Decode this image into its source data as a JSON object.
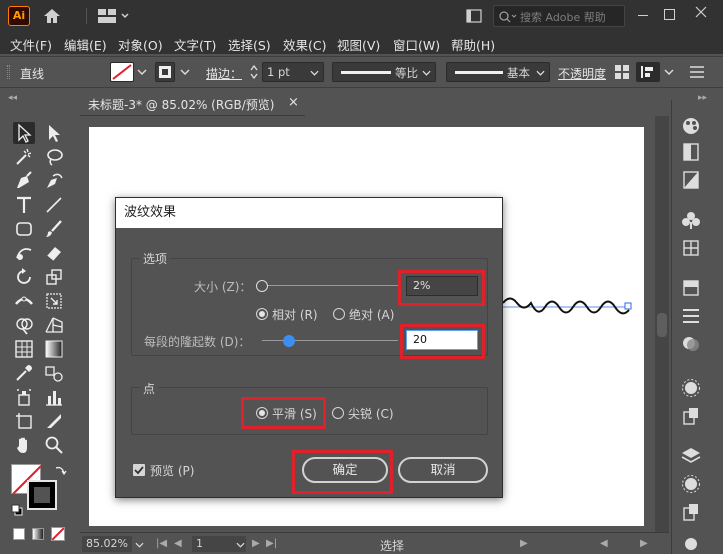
{
  "app": {
    "logo_text": "Ai"
  },
  "search": {
    "placeholder": "搜索 Adobe 帮助"
  },
  "menu": [
    "文件(F)",
    "编辑(E)",
    "对象(O)",
    "文字(T)",
    "选择(S)",
    "效果(C)",
    "视图(V)",
    "窗口(W)",
    "帮助(H)"
  ],
  "control_bar": {
    "tool_label": "直线",
    "stroke_label": "描边：",
    "stroke_value": "1 pt",
    "profile_label": "等比",
    "brush_label": "基本",
    "opacity_label": "不透明度"
  },
  "document": {
    "tab_title": "未标题-3* @ 85.02% (RGB/预览)",
    "close": "×"
  },
  "statusbar": {
    "zoom": "85.02%",
    "page": "1",
    "tool_status": "选择"
  },
  "dialog": {
    "title": "波纹效果",
    "options_group": "选项",
    "size_label": "大小 (Z)：",
    "size_value": "2%",
    "relative_label": "相对 (R)",
    "absolute_label": "绝对 (A)",
    "ridges_label": "每段的隆起数 (D)：",
    "ridges_value": "20",
    "size_slider_fraction": 0.0,
    "ridges_slider_fraction": 0.2,
    "points_group": "点",
    "smooth_label": "平滑 (S)",
    "corner_label": "尖锐 (C)",
    "preview_label": "预览 (P)",
    "ok_label": "确定",
    "cancel_label": "取消"
  },
  "colors": {
    "highlight": "#e0202a",
    "slider_knob": "#3d8ef2",
    "wave_anchor": "#2a6ae8"
  }
}
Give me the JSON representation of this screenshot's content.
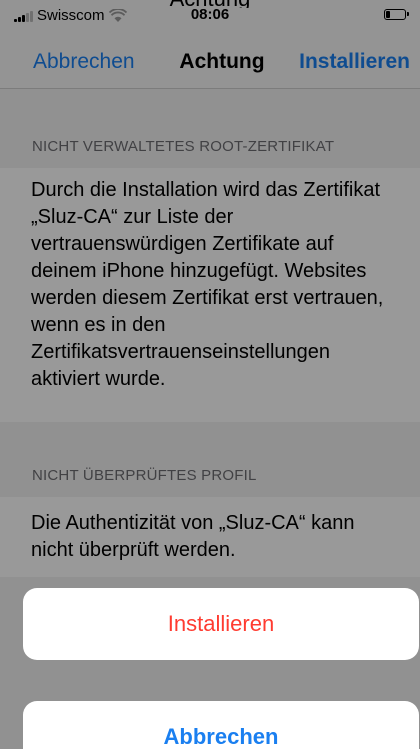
{
  "status_bar": {
    "carrier": "Swisscom",
    "time": "08:06",
    "top_fragment": "Achtung"
  },
  "nav": {
    "cancel_label": "Abbrechen",
    "title": "Achtung",
    "install_label": "Installieren"
  },
  "sections": [
    {
      "header": "NICHT VERWALTETES ROOT-ZERTIFIKAT",
      "body": "Durch die Installation wird das Zertifikat „Sluz-CA“ zur Liste der vertrauenswürdigen Zertifikate auf deinem iPhone hinzugefügt. Websites werden diesem Zertifikat erst vertrauen, wenn es in den Zertifikatsvertrauenseinstellungen aktiviert wurde."
    },
    {
      "header": "NICHT ÜBERPRÜFTES PROFIL",
      "body": "Die Authentizität von „Sluz-CA“ kann nicht überprüft werden."
    }
  ],
  "action_sheet": {
    "install_label": "Installieren",
    "cancel_label": "Abbrechen"
  },
  "colors": {
    "accent_blue": "#1a7ff0",
    "destructive_red": "#ff3b30"
  },
  "icons": {
    "signal": "signal-bars-icon",
    "wifi": "wifi-icon",
    "battery": "battery-icon"
  }
}
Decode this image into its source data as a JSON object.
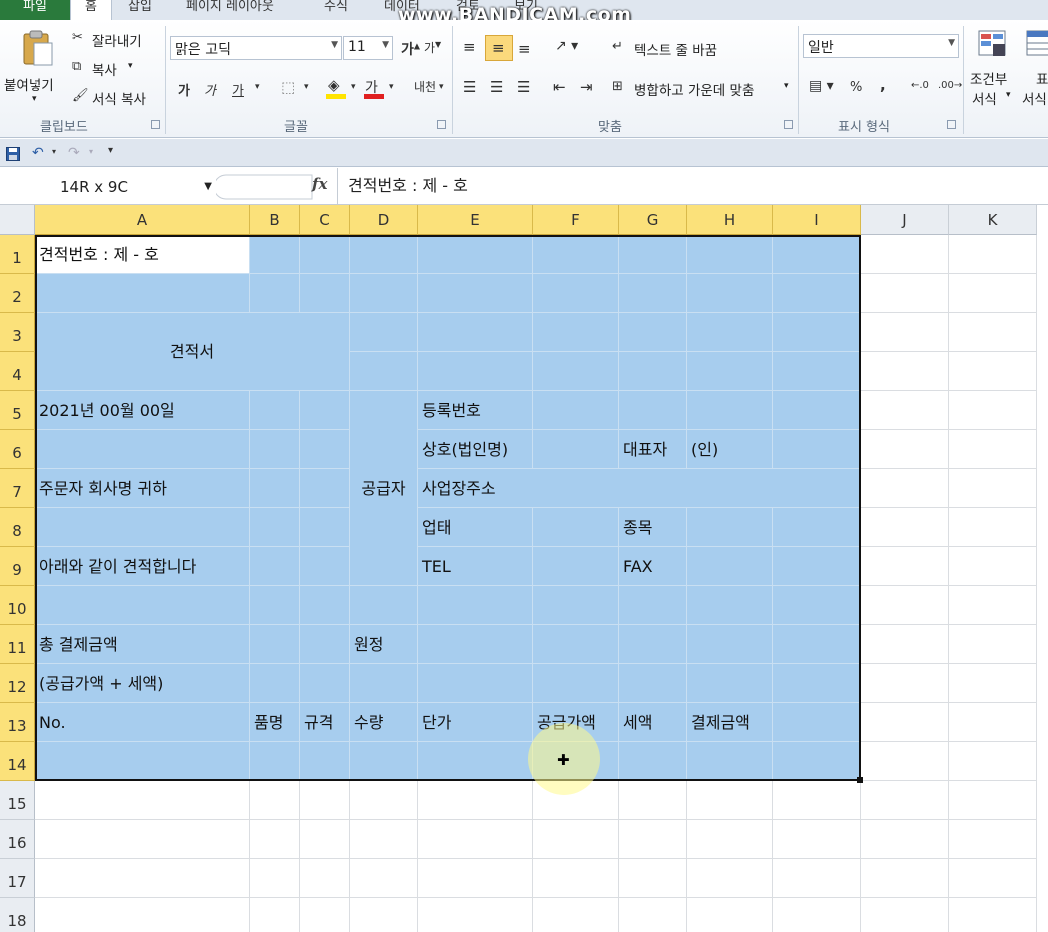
{
  "ribbon_tabs": [
    "파일",
    "홈",
    "삽입",
    "페이지 레이아웃",
    "수식",
    "데이터",
    "검토",
    "보기"
  ],
  "watermark": "www.BANDICAM.com",
  "clipboard": {
    "paste": "붙여넣기",
    "cut": "잘라내기",
    "copy": "복사",
    "format_painter": "서식 복사",
    "label": "클립보드"
  },
  "font": {
    "name": "맑은 고딕",
    "size": "11",
    "label": "글꼴",
    "bold": "가",
    "italic": "가",
    "underline": "가",
    "font_color": "가",
    "phonetic": "내천"
  },
  "alignment": {
    "wrap_text": "텍스트 줄 바꿈",
    "merge_center": "병합하고 가운데 맞춤",
    "label": "맞춤"
  },
  "number": {
    "format": "일반",
    "label": "표시 형식",
    "percent": "%",
    "comma": ","
  },
  "styles": {
    "conditional_1": "조건부",
    "conditional_2": "서식",
    "table_1": "표",
    "table_2": "서식"
  },
  "formula_bar": {
    "name_box": "14R x 9C",
    "fx": "fx",
    "content": "견적번호 : 제  -  호"
  },
  "columns": [
    "A",
    "B",
    "C",
    "D",
    "E",
    "F",
    "G",
    "H",
    "I",
    "J",
    "K"
  ],
  "rows": [
    "1",
    "2",
    "3",
    "4",
    "5",
    "6",
    "7",
    "8",
    "9",
    "10",
    "11",
    "12",
    "13",
    "14",
    "15",
    "16",
    "17",
    "18"
  ],
  "cells": {
    "A1": "견적번호 : 제  -  호",
    "A3": "견적서",
    "A5": "2021년    00월    00일",
    "A7": "주문자 회사명     귀하",
    "A9": "아래와 같이 견적합니다",
    "A11": "총 결제금액",
    "A12": "(공급가액 + 세액)",
    "A13": "No.",
    "B13": "품명",
    "C13": "규격",
    "D13": "수량",
    "E13": "단가",
    "F13": "공급가액",
    "G13": "세액",
    "H13": "결제금액",
    "D7": "공급자",
    "D11": "원정",
    "E5": "등록번호",
    "E6": "상호(법인명)",
    "G6": "대표자",
    "H6": "(인)",
    "E7": "사업장주소",
    "E8": "업태",
    "G8": "종목",
    "E9": "TEL",
    "G9": "FAX"
  },
  "colors": {
    "selection": "#a7cdee",
    "header_highlight": "#fbe17a",
    "file_tab": "#2a7a3c",
    "font_color_bar": "#e02020",
    "fill_color_bar": "#ffe400"
  }
}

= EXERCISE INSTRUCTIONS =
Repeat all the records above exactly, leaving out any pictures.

= ANSWER TO THE EXERCISE =
Decode this image into its source data as a JSON object.
{
  "app": {
    "logo_text": "Ai"
  },
  "search": {
    "placeholder": "搜索 Adobe 帮助"
  },
  "menu": [
    "文件(F)",
    "编辑(E)",
    "对象(O)",
    "文字(T)",
    "选择(S)",
    "效果(C)",
    "视图(V)",
    "窗口(W)",
    "帮助(H)"
  ],
  "control_bar": {
    "tool_label": "直线",
    "stroke_label": "描边：",
    "stroke_value": "1 pt",
    "profile_label": "等比",
    "brush_label": "基本",
    "opacity_label": "不透明度"
  },
  "document": {
    "tab_title": "未标题-3* @ 85.02% (RGB/预览)",
    "close": "×"
  },
  "statusbar": {
    "zoom": "85.02%",
    "page": "1",
    "tool_status": "选择"
  },
  "dialog": {
    "title": "波纹效果",
    "options_group": "选项",
    "size_label": "大小 (Z)：",
    "size_value": "2%",
    "relative_label": "相对 (R)",
    "absolute_label": "绝对 (A)",
    "ridges_label": "每段的隆起数 (D)：",
    "ridges_value": "20",
    "size_slider_fraction": 0.0,
    "ridges_slider_fraction": 0.2,
    "points_group": "点",
    "smooth_label": "平滑 (S)",
    "corner_label": "尖锐 (C)",
    "preview_label": "预览 (P)",
    "ok_label": "确定",
    "cancel_label": "取消"
  },
  "colors": {
    "highlight": "#e0202a",
    "slider_knob": "#3d8ef2",
    "wave_anchor": "#2a6ae8"
  }
}
Give me the JSON representation of this screenshot's content.
{
  "status_bar": {
    "carrier": "Swisscom",
    "time": "08:06",
    "top_fragment": "Achtung"
  },
  "nav": {
    "cancel_label": "Abbrechen",
    "title": "Achtung",
    "install_label": "Installieren"
  },
  "sections": [
    {
      "header": "NICHT VERWALTETES ROOT-ZERTIFIKAT",
      "body": "Durch die Installation wird das Zertifikat „Sluz-CA“ zur Liste der vertrauenswürdigen Zertifikate auf deinem iPhone hinzugefügt. Websites werden diesem Zertifikat erst vertrauen, wenn es in den Zertifikatsvertrauenseinstellungen aktiviert wurde."
    },
    {
      "header": "NICHT ÜBERPRÜFTES PROFIL",
      "body": "Die Authentizität von „Sluz-CA“ kann nicht überprüft werden."
    }
  ],
  "action_sheet": {
    "install_label": "Installieren",
    "cancel_label": "Abbrechen"
  },
  "colors": {
    "accent_blue": "#1a7ff0",
    "destructive_red": "#ff3b30"
  },
  "icons": {
    "signal": "signal-bars-icon",
    "wifi": "wifi-icon",
    "battery": "battery-icon"
  }
}
Decode this image into its source data as a JSON object.
{
  "ribbon_tabs": [
    "파일",
    "홈",
    "삽입",
    "페이지 레이아웃",
    "수식",
    "데이터",
    "검토",
    "보기"
  ],
  "watermark": "www.BANDICAM.com",
  "clipboard": {
    "paste": "붙여넣기",
    "cut": "잘라내기",
    "copy": "복사",
    "format_painter": "서식 복사",
    "label": "클립보드"
  },
  "font": {
    "name": "맑은 고딕",
    "size": "11",
    "label": "글꼴",
    "bold": "가",
    "italic": "가",
    "underline": "가",
    "font_color": "가",
    "phonetic": "내천"
  },
  "alignment": {
    "wrap_text": "텍스트 줄 바꿈",
    "merge_center": "병합하고 가운데 맞춤",
    "label": "맞춤"
  },
  "number": {
    "format": "일반",
    "label": "표시 형식",
    "percent": "%",
    "comma": ","
  },
  "styles": {
    "conditional_1": "조건부",
    "conditional_2": "서식",
    "table_1": "표",
    "table_2": "서식"
  },
  "formula_bar": {
    "name_box": "14R x 9C",
    "fx": "fx",
    "content": "견적번호 : 제  -  호"
  },
  "columns": [
    "A",
    "B",
    "C",
    "D",
    "E",
    "F",
    "G",
    "H",
    "I",
    "J",
    "K"
  ],
  "rows": [
    "1",
    "2",
    "3",
    "4",
    "5",
    "6",
    "7",
    "8",
    "9",
    "10",
    "11",
    "12",
    "13",
    "14",
    "15",
    "16",
    "17",
    "18"
  ],
  "cells": {
    "A1": "견적번호 : 제  -  호",
    "A3": "견적서",
    "A5": "2021년    00월    00일",
    "A7": "주문자 회사명     귀하",
    "A9": "아래와 같이 견적합니다",
    "A11": "총 결제금액",
    "A12": "(공급가액 + 세액)",
    "A13": "No.",
    "B13": "품명",
    "C13": "규격",
    "D13": "수량",
    "E13": "단가",
    "F13": "공급가액",
    "G13": "세액",
    "H13": "결제금액",
    "D7": "공급자",
    "D11": "원정",
    "E5": "등록번호",
    "E6": "상호(법인명)",
    "G6": "대표자",
    "H6": "(인)",
    "E7": "사업장주소",
    "E8": "업태",
    "G8": "종목",
    "E9": "TEL",
    "G9": "FAX"
  },
  "colors": {
    "selection": "#a7cdee",
    "header_highlight": "#fbe17a",
    "file_tab": "#2a7a3c",
    "font_color_bar": "#e02020",
    "fill_color_bar": "#ffe400"
  }
}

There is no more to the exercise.